══ Data supplied

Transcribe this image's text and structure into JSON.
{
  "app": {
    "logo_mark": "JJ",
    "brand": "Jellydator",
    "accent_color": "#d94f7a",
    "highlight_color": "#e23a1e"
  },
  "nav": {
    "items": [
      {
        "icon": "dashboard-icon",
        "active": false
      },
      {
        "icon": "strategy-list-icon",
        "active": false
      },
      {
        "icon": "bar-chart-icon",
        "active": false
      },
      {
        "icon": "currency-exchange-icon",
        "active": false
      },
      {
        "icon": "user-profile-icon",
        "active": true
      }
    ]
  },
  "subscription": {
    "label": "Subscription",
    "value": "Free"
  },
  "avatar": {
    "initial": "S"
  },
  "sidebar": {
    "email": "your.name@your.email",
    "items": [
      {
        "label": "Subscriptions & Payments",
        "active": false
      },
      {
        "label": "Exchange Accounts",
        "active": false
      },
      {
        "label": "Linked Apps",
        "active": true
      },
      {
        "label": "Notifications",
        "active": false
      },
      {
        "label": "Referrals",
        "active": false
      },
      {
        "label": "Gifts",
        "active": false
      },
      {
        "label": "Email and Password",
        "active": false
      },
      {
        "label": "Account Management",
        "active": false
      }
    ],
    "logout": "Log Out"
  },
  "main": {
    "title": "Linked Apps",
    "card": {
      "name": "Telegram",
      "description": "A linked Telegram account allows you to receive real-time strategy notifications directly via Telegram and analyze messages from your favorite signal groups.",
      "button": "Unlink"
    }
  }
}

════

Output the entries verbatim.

## Written response:
Transcribe this image's text and structure into JSON.
{
  "app": {
    "logo_mark": "JJ",
    "brand": "Jellydator",
    "accent_color": "#d94f7a",
    "highlight_color": "#e23a1e"
  },
  "nav": {
    "items": [
      {
        "icon": "dashboard-icon",
        "active": false
      },
      {
        "icon": "strategy-list-icon",
        "active": false
      },
      {
        "icon": "bar-chart-icon",
        "active": false
      },
      {
        "icon": "currency-exchange-icon",
        "active": false
      },
      {
        "icon": "user-profile-icon",
        "active": true
      }
    ]
  },
  "subscription": {
    "label": "Subscription",
    "value": "Free"
  },
  "avatar": {
    "initial": "S"
  },
  "sidebar": {
    "email": "your.name@your.email",
    "items": [
      {
        "label": "Subscriptions & Payments",
        "active": false
      },
      {
        "label": "Exchange Accounts",
        "active": false
      },
      {
        "label": "Linked Apps",
        "active": true
      },
      {
        "label": "Notifications",
        "active": false
      },
      {
        "label": "Referrals",
        "active": false
      },
      {
        "label": "Gifts",
        "active": false
      },
      {
        "label": "Email and Password",
        "active": false
      },
      {
        "label": "Account Management",
        "active": false
      }
    ],
    "logout": "Log Out"
  },
  "main": {
    "title": "Linked Apps",
    "card": {
      "name": "Telegram",
      "description": "A linked Telegram account allows you to receive real-time strategy notifications directly via Telegram and analyze messages from your favorite signal groups.",
      "button": "Unlink"
    }
  }
}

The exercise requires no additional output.